By Elizabeth Moscoso
ALEXANDRIA, VA – Wedding days are always special, but for Alexandria resident Sarah Aiken, tying the knot was exceptionally touching because of one particular guest.
In 2012, Aiken donated bone marrow to a stranger. The stranger happened to be little six-year-old Kinley Strohl from Delaware, OH, who had been battling blood cancer and needed a transplant to survive.
A year after the transplant was complete, Strohl’s mother connected with Aiken and shared the miraculous news that her daughter’s transplant was a success. The incredible uniqueness of each person’s DNA means that finding a matching donor is extremely rare. It’s no surprise that a strong connection was formed over the next seven years after the transplant. Aiken and Kinley kept in touch online, but they hadn’t met in person. Once Aiken got engaged though, she knew she needed Strohl by her side at her wedding.
“We were crying when she hugged me,” Strohl said. “It was like we’d met before. I have a bond with her no one else has.”
The now 14-year old Strohl flew in with her parents and older brother from Delaware, Ohio, for the wedding at Celebrations at the Bay in Pasadena, Md.
“[It’s as] if we’ve been best friends for years,” Aiken said. ““I believe everything happens for a reason. Things are meant to be and people are meant to meet. And our families are meant to be intertwined.”
Strohl spent time with Aiken’s bridesmaids the morning of the wedding, helped put on Aiken’s wedding shoes, and fixed her dress.

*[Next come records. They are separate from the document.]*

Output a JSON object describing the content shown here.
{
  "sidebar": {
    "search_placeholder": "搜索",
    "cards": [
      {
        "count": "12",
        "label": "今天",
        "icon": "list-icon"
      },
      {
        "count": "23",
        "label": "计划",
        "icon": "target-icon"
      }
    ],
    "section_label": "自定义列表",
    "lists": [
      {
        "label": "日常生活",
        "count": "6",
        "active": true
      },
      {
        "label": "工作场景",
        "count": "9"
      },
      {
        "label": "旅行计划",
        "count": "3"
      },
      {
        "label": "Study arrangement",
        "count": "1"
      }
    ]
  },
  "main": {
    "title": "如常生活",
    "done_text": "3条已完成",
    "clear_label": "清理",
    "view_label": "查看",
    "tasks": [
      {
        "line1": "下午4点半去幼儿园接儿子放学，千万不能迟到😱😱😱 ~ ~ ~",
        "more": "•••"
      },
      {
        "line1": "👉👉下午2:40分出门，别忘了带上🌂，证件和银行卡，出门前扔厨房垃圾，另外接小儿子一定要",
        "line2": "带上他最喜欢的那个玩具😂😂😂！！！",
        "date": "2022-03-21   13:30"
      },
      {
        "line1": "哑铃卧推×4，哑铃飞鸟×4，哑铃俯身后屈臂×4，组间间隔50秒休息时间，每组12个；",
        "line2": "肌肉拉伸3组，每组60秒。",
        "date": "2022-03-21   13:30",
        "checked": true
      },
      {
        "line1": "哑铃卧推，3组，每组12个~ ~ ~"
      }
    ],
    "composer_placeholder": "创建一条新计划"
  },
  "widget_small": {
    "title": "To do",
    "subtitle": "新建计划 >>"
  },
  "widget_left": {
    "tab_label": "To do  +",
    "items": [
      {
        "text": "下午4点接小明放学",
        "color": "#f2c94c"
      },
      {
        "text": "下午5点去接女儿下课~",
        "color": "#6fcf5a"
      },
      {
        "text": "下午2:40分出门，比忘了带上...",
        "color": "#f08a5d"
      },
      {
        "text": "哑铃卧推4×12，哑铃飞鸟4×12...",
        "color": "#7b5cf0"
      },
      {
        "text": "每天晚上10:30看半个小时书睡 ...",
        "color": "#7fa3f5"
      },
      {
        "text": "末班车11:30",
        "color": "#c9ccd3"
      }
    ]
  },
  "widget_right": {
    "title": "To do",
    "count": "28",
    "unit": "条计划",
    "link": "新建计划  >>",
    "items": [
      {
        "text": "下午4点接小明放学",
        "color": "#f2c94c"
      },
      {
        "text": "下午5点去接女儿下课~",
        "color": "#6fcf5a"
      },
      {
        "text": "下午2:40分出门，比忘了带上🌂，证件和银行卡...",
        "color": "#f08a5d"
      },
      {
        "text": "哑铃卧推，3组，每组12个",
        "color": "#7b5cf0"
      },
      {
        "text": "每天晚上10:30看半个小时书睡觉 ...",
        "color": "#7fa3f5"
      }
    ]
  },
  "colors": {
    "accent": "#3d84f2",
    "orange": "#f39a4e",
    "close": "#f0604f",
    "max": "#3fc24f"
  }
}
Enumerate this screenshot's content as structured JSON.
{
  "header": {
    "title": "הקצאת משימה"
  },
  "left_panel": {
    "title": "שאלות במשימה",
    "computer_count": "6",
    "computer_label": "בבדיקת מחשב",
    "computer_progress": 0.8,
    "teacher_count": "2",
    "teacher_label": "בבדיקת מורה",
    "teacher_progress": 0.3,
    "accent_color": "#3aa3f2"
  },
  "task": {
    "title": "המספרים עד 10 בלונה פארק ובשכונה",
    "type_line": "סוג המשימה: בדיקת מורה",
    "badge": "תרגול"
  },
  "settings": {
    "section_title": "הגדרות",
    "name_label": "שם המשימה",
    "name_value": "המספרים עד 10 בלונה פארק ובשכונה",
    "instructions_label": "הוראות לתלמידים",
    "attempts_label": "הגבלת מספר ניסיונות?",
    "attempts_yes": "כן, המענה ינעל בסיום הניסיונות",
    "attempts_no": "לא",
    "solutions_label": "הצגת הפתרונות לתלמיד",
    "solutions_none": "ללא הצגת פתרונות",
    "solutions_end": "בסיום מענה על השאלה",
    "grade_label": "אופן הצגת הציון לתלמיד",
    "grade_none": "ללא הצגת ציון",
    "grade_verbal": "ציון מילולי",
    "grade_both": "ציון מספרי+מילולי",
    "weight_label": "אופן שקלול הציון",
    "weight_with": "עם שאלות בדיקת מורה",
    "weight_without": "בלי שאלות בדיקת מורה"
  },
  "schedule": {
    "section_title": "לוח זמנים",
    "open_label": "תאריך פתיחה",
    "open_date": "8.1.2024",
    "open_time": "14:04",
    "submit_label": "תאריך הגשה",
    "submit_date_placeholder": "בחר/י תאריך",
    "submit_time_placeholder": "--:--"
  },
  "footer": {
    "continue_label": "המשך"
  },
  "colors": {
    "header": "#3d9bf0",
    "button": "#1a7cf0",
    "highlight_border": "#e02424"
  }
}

“Sarah saved my life,” said Kinley. “I feel special and honored to have received her bone marrow, especially when there are kids still fighting for their lives. She’s a loving, caring person and is like an older sister.”
Their incredible transplant story was recently covered in the New York Times, which reported it all started in 2009 when Aiken, now 31, was a senior studying nursing at the University of Pittsburgh. When she heard about a bone marrow drive on campus with DKMS, an international nonprofit organization dedicated to ending blood cancers and finding donors, Ms. Aiken volunteered to help run the drive and registered to be a donor.
“It takes only 30 seconds to swab your cheek,” said Aiken. “Knowing I’d be taking care of people with cancer, and seeing strangers signing up to help save people’s lives, made me want to do the same.”
Seventy percent of people suffering from leukemia, lymphoma and other blood cancers must rely on donors outside their families. It’s critical that organizations like DKMS have as many registered donors as possible to increase the likelihood of having a match.
If you want to register to be a potential lifesaver, you can request a swab kit online through DKMS at dkms.org.
DKMS is an international nonprofit organization, founded 28 years ago in Germany by Dr. Peter Harf when he lost his wife Mechtild to leukemia. Peter promised her that he would help every blood cancer patient find a matching donor. At that time, there were only 3,000 potential stem cell donors available to provide a transplant in Germany and within one year of founding DKMS, the number of stem cell donors increased to 68,000. Today, DKMS, which stands for “Deutsche KnochenMarkSpenderdatei” (in German) translates to “German Bone Marrow Donor File,” has registered over 9 million potential donors worldwide.